Return each line of the entries that mentions the word "source".

(DATA FOR ANALYSIS)

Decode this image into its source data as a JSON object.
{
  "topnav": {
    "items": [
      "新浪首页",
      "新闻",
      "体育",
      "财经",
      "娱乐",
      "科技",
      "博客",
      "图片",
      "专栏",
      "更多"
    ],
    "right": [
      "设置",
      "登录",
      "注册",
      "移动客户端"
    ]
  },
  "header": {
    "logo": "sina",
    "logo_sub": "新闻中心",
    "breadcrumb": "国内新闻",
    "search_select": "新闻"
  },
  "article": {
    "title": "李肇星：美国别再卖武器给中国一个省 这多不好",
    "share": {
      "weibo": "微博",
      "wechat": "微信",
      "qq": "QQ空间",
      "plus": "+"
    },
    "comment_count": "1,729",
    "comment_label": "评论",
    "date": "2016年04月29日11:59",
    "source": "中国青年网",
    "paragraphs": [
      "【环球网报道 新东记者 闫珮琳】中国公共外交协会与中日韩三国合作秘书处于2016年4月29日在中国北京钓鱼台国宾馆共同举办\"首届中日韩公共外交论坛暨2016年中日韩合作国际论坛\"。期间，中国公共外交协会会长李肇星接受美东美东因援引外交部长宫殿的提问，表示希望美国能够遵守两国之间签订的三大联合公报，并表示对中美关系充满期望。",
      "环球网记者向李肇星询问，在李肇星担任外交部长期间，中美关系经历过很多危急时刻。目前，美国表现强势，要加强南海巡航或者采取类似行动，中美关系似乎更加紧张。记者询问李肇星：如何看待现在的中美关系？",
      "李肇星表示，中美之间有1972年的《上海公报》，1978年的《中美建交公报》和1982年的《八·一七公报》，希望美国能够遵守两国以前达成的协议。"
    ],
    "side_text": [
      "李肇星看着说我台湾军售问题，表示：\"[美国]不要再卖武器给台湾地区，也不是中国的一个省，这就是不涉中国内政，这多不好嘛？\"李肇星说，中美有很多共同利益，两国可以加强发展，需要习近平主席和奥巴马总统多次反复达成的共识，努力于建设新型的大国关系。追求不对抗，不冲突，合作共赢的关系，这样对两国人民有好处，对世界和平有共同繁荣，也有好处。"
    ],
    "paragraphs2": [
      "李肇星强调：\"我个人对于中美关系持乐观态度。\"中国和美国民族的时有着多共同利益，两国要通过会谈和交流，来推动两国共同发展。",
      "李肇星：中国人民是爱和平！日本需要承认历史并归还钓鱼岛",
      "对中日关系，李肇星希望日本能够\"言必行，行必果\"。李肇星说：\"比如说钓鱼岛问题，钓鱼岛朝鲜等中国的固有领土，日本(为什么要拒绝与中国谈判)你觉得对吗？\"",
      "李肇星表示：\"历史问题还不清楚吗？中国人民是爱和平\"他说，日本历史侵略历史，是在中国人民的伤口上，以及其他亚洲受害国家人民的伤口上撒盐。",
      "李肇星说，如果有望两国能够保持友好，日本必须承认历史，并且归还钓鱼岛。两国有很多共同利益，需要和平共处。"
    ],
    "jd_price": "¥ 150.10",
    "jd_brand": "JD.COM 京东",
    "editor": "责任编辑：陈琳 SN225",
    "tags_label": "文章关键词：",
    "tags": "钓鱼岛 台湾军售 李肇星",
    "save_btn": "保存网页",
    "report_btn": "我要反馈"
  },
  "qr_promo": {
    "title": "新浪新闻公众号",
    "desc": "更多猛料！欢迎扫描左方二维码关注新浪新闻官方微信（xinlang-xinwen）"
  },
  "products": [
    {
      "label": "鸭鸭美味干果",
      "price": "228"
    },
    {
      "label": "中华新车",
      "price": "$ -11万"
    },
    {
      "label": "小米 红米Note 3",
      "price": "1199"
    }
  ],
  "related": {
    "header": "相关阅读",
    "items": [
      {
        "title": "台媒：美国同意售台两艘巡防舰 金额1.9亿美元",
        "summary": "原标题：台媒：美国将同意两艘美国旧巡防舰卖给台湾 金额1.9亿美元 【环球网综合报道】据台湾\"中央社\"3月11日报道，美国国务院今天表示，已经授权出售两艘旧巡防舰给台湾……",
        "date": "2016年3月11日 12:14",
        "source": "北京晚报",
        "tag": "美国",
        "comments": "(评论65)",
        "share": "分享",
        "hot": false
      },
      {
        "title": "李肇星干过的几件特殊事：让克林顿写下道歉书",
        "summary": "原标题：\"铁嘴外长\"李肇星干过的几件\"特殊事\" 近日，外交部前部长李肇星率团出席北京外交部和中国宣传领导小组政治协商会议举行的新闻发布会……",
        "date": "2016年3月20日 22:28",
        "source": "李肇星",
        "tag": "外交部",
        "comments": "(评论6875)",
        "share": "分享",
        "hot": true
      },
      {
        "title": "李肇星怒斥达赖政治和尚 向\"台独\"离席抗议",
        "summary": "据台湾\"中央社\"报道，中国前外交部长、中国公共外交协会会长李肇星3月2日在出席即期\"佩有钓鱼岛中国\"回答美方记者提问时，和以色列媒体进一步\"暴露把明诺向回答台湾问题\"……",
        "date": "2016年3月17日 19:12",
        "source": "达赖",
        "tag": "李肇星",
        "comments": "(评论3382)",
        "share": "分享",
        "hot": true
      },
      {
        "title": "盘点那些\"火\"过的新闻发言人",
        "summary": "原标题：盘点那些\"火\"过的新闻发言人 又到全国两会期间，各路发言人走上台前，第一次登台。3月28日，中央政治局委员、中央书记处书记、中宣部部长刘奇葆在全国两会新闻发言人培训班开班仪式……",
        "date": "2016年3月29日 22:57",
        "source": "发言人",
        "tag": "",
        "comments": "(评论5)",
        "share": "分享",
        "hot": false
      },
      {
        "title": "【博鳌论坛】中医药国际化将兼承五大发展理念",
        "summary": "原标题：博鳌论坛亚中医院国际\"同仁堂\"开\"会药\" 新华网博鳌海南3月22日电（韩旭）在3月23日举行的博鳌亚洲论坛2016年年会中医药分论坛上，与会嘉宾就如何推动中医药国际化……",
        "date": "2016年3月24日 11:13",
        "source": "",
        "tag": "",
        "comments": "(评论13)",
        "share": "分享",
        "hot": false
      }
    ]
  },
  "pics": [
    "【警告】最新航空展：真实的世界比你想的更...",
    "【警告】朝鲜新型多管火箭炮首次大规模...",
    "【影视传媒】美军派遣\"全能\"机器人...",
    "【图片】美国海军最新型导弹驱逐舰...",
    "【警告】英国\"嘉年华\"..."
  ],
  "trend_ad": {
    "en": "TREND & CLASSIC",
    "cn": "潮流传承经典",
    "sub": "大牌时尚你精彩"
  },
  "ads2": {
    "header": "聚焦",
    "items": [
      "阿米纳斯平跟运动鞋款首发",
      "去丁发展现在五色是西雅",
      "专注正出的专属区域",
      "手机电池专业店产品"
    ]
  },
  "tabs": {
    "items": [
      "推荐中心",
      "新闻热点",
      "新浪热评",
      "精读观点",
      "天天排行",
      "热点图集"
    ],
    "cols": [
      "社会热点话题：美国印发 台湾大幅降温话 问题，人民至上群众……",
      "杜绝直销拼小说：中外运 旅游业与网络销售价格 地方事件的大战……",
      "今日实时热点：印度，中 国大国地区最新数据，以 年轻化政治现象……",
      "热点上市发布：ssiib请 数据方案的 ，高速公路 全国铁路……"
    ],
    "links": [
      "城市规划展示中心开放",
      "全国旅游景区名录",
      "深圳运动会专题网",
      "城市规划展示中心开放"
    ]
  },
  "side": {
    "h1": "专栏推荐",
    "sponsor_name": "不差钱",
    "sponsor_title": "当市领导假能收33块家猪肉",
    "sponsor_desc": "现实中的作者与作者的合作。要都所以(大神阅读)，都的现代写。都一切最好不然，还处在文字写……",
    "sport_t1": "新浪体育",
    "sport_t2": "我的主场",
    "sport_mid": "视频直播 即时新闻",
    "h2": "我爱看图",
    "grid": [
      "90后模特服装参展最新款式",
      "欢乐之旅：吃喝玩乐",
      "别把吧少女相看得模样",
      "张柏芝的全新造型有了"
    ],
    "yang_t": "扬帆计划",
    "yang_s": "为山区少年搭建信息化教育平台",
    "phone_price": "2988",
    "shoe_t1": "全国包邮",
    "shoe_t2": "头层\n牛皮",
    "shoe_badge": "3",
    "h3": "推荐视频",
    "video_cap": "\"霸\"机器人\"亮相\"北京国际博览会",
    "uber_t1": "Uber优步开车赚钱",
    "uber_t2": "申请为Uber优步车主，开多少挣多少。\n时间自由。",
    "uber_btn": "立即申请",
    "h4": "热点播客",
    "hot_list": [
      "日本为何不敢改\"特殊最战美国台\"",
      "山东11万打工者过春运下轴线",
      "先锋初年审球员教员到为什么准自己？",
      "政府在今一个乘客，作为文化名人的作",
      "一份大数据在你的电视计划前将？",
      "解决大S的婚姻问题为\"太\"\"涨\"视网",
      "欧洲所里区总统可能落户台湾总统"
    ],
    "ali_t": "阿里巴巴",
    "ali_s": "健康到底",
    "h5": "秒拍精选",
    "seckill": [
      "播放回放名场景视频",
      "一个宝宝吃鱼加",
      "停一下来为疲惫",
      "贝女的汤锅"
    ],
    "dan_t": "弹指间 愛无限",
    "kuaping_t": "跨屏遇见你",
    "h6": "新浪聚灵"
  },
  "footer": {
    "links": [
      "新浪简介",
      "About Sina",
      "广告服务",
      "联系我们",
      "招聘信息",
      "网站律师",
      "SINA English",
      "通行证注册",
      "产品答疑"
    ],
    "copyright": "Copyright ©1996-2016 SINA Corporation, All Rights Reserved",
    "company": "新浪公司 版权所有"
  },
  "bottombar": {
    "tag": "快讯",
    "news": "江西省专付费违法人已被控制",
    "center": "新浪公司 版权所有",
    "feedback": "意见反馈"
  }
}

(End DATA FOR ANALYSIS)

COMPLETED TASK —
Decode this image into its source data as a JSON object.
    "source": "中国青年网",
        "source": "北京晚报",
        "source": "李肇星",
        "source": "达赖",
        "source": "发言人",
        "source": "",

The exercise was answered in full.